:: The input ::
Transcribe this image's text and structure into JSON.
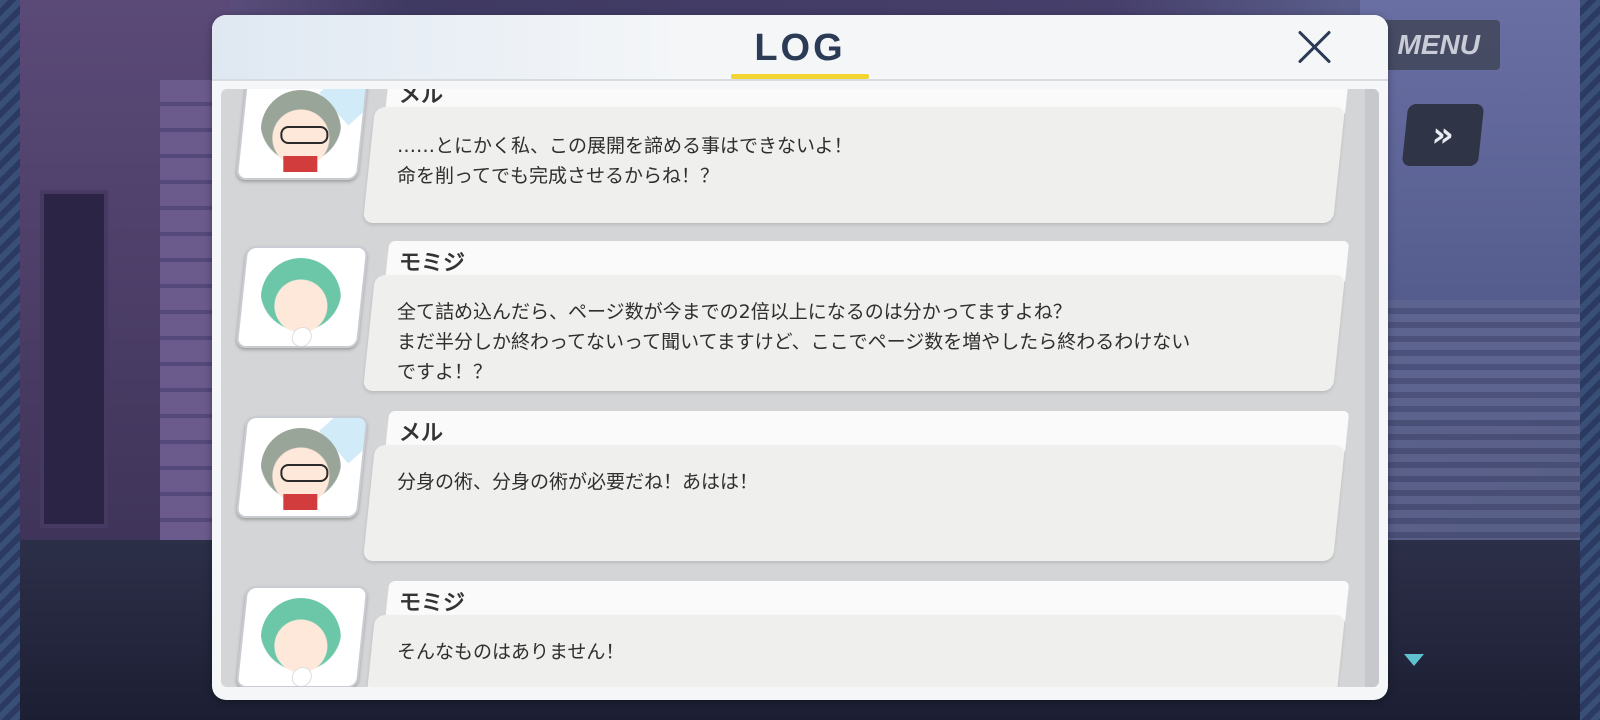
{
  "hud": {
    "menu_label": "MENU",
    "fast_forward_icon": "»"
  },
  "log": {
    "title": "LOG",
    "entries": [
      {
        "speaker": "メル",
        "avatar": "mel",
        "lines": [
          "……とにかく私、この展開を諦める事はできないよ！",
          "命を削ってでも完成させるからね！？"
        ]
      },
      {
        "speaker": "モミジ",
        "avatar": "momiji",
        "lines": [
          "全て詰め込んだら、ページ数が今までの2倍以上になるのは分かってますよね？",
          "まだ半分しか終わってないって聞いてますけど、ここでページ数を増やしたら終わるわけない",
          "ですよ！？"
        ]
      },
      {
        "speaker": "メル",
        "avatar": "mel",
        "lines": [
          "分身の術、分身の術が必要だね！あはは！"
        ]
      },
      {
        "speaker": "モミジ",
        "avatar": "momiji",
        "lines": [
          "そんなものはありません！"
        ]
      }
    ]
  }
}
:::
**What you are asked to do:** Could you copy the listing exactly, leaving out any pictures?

**Solution to this task:**
Transcribe this image's text and structure into JSON.
{
  "hud": {
    "menu_label": "MENU",
    "fast_forward_icon": "»"
  },
  "log": {
    "title": "LOG",
    "entries": [
      {
        "speaker": "メル",
        "avatar": "mel",
        "lines": [
          "……とにかく私、この展開を諦める事はできないよ！",
          "命を削ってでも完成させるからね！？"
        ]
      },
      {
        "speaker": "モミジ",
        "avatar": "momiji",
        "lines": [
          "全て詰め込んだら、ページ数が今までの2倍以上になるのは分かってますよね？",
          "まだ半分しか終わってないって聞いてますけど、ここでページ数を増やしたら終わるわけない",
          "ですよ！？"
        ]
      },
      {
        "speaker": "メル",
        "avatar": "mel",
        "lines": [
          "分身の術、分身の術が必要だね！あはは！"
        ]
      },
      {
        "speaker": "モミジ",
        "avatar": "momiji",
        "lines": [
          "そんなものはありません！"
        ]
      }
    ]
  }
}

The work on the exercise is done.